My ancestors came from candy-land

sweetsReally. They were candy makers.

They made candy in Northern England and when they came to Canada, they kept making candy.

There is still a Sweet Shop here in Victoria that was started my forebears.

As an aside, my grandfather wasn’t allowed into his candy-making grandparents’ house, because his mother, Bertha Bland (what a wonderfully unfortunate name), had been a factory-worker in the old country.

And they were lofty candy-makers.

So my grandfather, young Kenneth George, was only permitted on his grandparent’s front porch, whereas the other grandchildren could come & go into the house as they pleased.

My ancestors brought their classism & their candy with them.

That’s how I come to be from candy-land.

Or biscuit land.UK made from biscuits

Just ponder what all those biscuits are doing to people internally.

Another of my ancestors was a King of Scotland. Sort of a wimpy king, if you’ve ever watched Braveheart: Robert the Bruce.

I’ve already written a bit about my dismal experience as a vegetarian in Scotland.

But all this rambling about British stodge has a point.

The point is I’m descended from candy-making, biscuit-consuming, classist, wimpy colonists.

The health of their intestinal flora can’t have been great, even way back when they were colonizing this great land, and this thought has lead me to wonder about gut health & colonialism.

When all those biscuit eaters with their disorderly intestinal flora and associated nervous complaints arrived here, what did they find?

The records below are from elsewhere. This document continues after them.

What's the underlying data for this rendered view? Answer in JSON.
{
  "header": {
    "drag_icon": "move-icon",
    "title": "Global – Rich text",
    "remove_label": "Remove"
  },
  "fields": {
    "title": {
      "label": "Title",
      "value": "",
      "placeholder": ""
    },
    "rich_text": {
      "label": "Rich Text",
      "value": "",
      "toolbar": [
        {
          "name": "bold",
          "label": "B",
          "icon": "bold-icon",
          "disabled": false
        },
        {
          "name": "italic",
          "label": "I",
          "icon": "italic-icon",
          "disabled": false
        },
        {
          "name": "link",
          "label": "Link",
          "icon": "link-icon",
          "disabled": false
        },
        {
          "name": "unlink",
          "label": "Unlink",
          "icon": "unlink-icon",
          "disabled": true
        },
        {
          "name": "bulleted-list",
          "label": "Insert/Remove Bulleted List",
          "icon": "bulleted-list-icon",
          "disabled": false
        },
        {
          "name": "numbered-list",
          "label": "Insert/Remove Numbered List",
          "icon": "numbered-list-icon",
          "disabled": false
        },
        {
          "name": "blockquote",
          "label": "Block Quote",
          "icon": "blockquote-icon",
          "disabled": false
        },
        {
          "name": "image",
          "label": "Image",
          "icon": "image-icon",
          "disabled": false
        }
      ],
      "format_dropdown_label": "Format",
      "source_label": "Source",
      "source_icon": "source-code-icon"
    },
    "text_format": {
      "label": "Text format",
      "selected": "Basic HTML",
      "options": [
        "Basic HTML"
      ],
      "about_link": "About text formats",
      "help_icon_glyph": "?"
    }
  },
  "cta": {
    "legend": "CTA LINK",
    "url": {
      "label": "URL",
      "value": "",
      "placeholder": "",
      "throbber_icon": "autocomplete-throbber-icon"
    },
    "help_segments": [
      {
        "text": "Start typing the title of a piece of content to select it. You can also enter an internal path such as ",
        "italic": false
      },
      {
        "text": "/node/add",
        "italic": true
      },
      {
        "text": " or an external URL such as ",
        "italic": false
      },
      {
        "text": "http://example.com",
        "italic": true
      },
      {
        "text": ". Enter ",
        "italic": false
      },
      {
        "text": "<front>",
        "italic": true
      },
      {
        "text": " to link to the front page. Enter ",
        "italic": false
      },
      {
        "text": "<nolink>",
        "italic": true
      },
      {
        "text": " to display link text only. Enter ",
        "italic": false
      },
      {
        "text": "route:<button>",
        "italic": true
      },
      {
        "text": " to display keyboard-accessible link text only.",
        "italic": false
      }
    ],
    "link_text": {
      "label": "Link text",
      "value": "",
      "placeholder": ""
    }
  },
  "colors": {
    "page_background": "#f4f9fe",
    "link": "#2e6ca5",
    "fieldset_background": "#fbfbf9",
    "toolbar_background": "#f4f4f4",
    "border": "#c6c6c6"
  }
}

People eating a perfect paleo diet who were probably enjoying magnificent gut health. If all the research (and my own experience) about the correlation between mental health & gut health is to be believed, Indigenous people were probably also enjoying psychological well-being.

How galling.

All these happy people. How dare they?

Have another biscuit.

We really need to do something.

And that something was done.

The irony was not lost on me as I drove to work one morning last week, having had bison liver and an avocado and a smoothie made from dandelion greens for breakfast, and I saw three Indigenous kids walking to school with lollipops in their mouths.

The candy makers were thorough.

Just one more reason I am continuing my experiment in nutritional ethics on the Wahls Paleo Plus.

 I found the biscuit map here.